Early childhood is a critical development stage for human growth, physically, emotionally, and mentally. This program focuses on the knowledge and skills to be an effective provider for young children, engaging them in learning experiences which influence future educational opportunities. Research establishes the framework for creating viable environments, selecting age-appropriate strategies, and building relationships between school and families. Standards, influenced by development stages, provide a guide for understanding how assessment drives instruction for young children.
- Design and implement appropriate curriculum and instructional practices to promote growth and development across physical, cognitive, social, and emotional domains of development. (I)
- Employ program specific standards to develop curriculum to meet individual developmental needs of children in specific content areas. (II)
- Develop a working knowledge of developmental theory, standards, frameworks, and concepts in relation to classroom practices. (II)

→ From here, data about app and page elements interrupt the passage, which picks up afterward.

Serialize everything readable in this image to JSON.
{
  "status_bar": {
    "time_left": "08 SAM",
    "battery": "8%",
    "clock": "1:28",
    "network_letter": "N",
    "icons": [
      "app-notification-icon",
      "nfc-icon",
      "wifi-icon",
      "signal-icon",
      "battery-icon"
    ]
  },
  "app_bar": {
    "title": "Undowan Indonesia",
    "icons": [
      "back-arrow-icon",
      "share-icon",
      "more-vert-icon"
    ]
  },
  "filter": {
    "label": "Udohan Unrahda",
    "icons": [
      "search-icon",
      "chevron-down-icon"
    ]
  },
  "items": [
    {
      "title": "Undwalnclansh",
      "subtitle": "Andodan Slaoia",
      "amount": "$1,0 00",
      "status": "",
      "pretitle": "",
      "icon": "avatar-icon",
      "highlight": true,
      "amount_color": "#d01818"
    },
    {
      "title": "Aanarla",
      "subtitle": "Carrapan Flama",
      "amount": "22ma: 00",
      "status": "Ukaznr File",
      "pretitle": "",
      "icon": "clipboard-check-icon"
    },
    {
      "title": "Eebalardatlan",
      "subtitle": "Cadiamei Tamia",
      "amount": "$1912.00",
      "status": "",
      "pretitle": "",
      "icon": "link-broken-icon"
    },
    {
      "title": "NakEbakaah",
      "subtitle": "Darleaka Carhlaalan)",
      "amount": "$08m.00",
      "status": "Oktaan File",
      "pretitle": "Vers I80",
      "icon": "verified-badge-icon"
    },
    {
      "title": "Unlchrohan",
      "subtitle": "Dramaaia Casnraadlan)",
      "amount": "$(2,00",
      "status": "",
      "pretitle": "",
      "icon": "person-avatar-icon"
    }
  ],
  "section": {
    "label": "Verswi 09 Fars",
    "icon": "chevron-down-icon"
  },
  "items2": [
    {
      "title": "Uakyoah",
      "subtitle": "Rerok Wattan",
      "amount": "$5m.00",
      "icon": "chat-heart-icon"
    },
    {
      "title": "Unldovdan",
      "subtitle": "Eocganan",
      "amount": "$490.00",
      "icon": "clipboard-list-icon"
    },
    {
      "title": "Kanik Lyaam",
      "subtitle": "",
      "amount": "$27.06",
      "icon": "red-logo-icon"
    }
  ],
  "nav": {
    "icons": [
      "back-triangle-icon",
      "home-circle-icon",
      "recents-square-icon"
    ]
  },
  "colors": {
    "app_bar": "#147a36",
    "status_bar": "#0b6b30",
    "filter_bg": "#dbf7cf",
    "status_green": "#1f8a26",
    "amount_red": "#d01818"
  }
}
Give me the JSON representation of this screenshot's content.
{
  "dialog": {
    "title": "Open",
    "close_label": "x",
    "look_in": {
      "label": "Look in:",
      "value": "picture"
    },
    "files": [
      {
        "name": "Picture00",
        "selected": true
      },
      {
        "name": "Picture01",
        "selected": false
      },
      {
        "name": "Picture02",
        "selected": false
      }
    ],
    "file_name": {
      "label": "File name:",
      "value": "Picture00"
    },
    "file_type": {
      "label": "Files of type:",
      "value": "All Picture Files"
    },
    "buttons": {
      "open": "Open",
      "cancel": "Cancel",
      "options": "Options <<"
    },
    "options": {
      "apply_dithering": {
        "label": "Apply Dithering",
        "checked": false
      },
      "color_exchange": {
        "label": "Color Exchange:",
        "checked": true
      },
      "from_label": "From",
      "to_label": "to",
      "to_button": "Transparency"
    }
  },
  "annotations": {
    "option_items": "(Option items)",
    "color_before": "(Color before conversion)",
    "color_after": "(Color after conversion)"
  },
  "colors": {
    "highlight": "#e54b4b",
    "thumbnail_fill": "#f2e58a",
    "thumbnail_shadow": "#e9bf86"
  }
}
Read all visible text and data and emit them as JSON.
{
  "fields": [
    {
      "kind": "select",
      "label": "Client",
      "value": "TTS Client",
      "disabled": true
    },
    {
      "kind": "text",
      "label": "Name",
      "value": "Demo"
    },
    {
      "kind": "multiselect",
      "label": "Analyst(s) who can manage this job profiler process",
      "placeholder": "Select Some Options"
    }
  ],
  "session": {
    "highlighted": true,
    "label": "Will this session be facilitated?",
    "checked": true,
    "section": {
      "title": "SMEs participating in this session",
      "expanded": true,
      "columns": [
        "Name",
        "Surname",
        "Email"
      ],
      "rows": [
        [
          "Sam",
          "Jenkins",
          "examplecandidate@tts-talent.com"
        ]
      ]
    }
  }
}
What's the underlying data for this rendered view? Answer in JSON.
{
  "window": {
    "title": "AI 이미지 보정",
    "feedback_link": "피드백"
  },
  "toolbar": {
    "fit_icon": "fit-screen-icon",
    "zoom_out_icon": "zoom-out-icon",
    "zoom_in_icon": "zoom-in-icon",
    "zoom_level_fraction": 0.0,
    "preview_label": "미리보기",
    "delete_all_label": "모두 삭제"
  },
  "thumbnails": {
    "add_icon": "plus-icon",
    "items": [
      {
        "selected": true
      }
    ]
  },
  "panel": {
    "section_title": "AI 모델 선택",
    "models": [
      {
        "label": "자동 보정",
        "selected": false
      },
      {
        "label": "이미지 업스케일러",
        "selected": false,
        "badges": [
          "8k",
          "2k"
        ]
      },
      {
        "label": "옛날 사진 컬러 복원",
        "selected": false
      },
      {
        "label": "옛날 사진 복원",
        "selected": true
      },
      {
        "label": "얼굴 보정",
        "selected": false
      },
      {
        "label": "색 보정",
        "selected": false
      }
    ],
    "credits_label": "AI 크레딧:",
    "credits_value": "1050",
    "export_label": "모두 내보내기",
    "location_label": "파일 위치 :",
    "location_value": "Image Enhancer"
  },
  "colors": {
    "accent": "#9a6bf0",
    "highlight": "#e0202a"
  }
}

- Establish a developmentally appropriate learning environment by incorporating evidenced-based instructional practices and resources, materials, and technology and through the influence of intellectual processes and social interaction to meet diverse learning needs of young children. (III, VI)
- Construct a framework for establishing and maintaining communicative, collaborative partnerships between the school, family, and community by advocating a consistent learning environment for young children. (IV)
- Conduct research to heighten understanding of issues facing young children and early childhood programs and their academic and social needs by collecting, analyzing, and evaluating instructional practices and current data within local communities, national, and international settings. (II, V)
- Support continuous learning while fostering leadership skills through intentionally designed opportunities to engage in professional development. (VII)